[Dataset rows for apps and sites]
• • • • •
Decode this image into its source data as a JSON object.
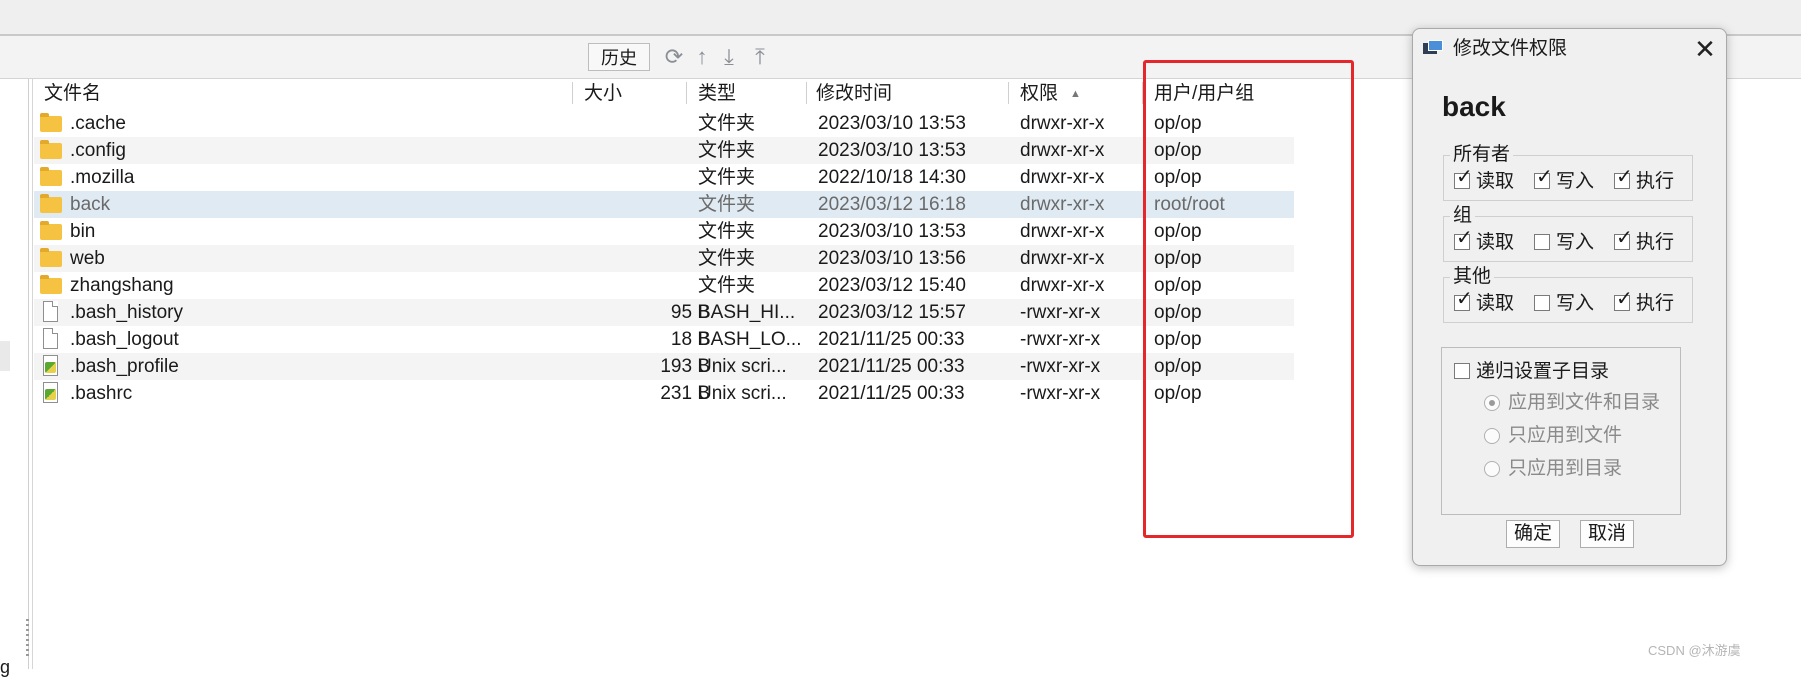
{
  "toolbar": {
    "history_label": "历史",
    "icons": [
      "refresh-icon",
      "upload-arrow-icon",
      "download-icon",
      "upload-icon"
    ]
  },
  "left_pane": {
    "fragment_text": "g"
  },
  "table": {
    "columns": [
      "文件名",
      "大小",
      "类型",
      "修改时间",
      "权限",
      "用户/用户组"
    ],
    "sort_column": "权限",
    "sort_direction": "ascending",
    "rows": [
      {
        "icon": "folder-icon",
        "name": ".cache",
        "size": "",
        "type": "文件夹",
        "modified": "2023/03/10 13:53",
        "perms": "drwxr-xr-x",
        "owner": "op/op"
      },
      {
        "icon": "folder-icon",
        "name": ".config",
        "size": "",
        "type": "文件夹",
        "modified": "2023/03/10 13:53",
        "perms": "drwxr-xr-x",
        "owner": "op/op"
      },
      {
        "icon": "folder-icon",
        "name": ".mozilla",
        "size": "",
        "type": "文件夹",
        "modified": "2022/10/18 14:30",
        "perms": "drwxr-xr-x",
        "owner": "op/op"
      },
      {
        "icon": "folder-icon",
        "name": "back",
        "size": "",
        "type": "文件夹",
        "modified": "2023/03/12 16:18",
        "perms": "drwxr-xr-x",
        "owner": "root/root",
        "selected": true
      },
      {
        "icon": "folder-icon",
        "name": "bin",
        "size": "",
        "type": "文件夹",
        "modified": "2023/03/10 13:53",
        "perms": "drwxr-xr-x",
        "owner": "op/op"
      },
      {
        "icon": "folder-icon",
        "name": "web",
        "size": "",
        "type": "文件夹",
        "modified": "2023/03/10 13:56",
        "perms": "drwxr-xr-x",
        "owner": "op/op"
      },
      {
        "icon": "folder-icon",
        "name": "zhangshang",
        "size": "",
        "type": "文件夹",
        "modified": "2023/03/12 15:40",
        "perms": "drwxr-xr-x",
        "owner": "op/op"
      },
      {
        "icon": "file-icon",
        "name": ".bash_history",
        "size": "95 B",
        "type": "BASH_HI...",
        "modified": "2023/03/12 15:57",
        "perms": "-rwxr-xr-x",
        "owner": "op/op"
      },
      {
        "icon": "file-icon",
        "name": ".bash_logout",
        "size": "18 B",
        "type": "BASH_LO...",
        "modified": "2021/11/25 00:33",
        "perms": "-rwxr-xr-x",
        "owner": "op/op"
      },
      {
        "icon": "script-icon",
        "name": ".bash_profile",
        "size": "193 B",
        "type": "Unix scri...",
        "modified": "2021/11/25 00:33",
        "perms": "-rwxr-xr-x",
        "owner": "op/op"
      },
      {
        "icon": "script-icon",
        "name": ".bashrc",
        "size": "231 B",
        "type": "Unix scri...",
        "modified": "2021/11/25 00:33",
        "perms": "-rwxr-xr-x",
        "owner": "op/op"
      }
    ]
  },
  "highlight_color": "#e5262a",
  "dialog": {
    "title": "修改文件权限",
    "filename": "back",
    "groups": [
      {
        "label": "所有者",
        "perms": [
          {
            "label": "读取",
            "checked": true
          },
          {
            "label": "写入",
            "checked": true
          },
          {
            "label": "执行",
            "checked": true
          }
        ]
      },
      {
        "label": "组",
        "perms": [
          {
            "label": "读取",
            "checked": true
          },
          {
            "label": "写入",
            "checked": false
          },
          {
            "label": "执行",
            "checked": true
          }
        ]
      },
      {
        "label": "其他",
        "perms": [
          {
            "label": "读取",
            "checked": true
          },
          {
            "label": "写入",
            "checked": false
          },
          {
            "label": "执行",
            "checked": true
          }
        ]
      }
    ],
    "recursive": {
      "label": "递归设置子目录",
      "checked": false,
      "options": [
        {
          "label": "应用到文件和目录",
          "selected": true
        },
        {
          "label": "只应用到文件",
          "selected": false
        },
        {
          "label": "只应用到目录",
          "selected": false
        }
      ]
    },
    "ok_label": "确定",
    "cancel_label": "取消"
  },
  "watermark": "CSDN @沐游虞"
}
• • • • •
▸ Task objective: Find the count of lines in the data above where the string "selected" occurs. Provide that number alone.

▸ Solved exercise: 4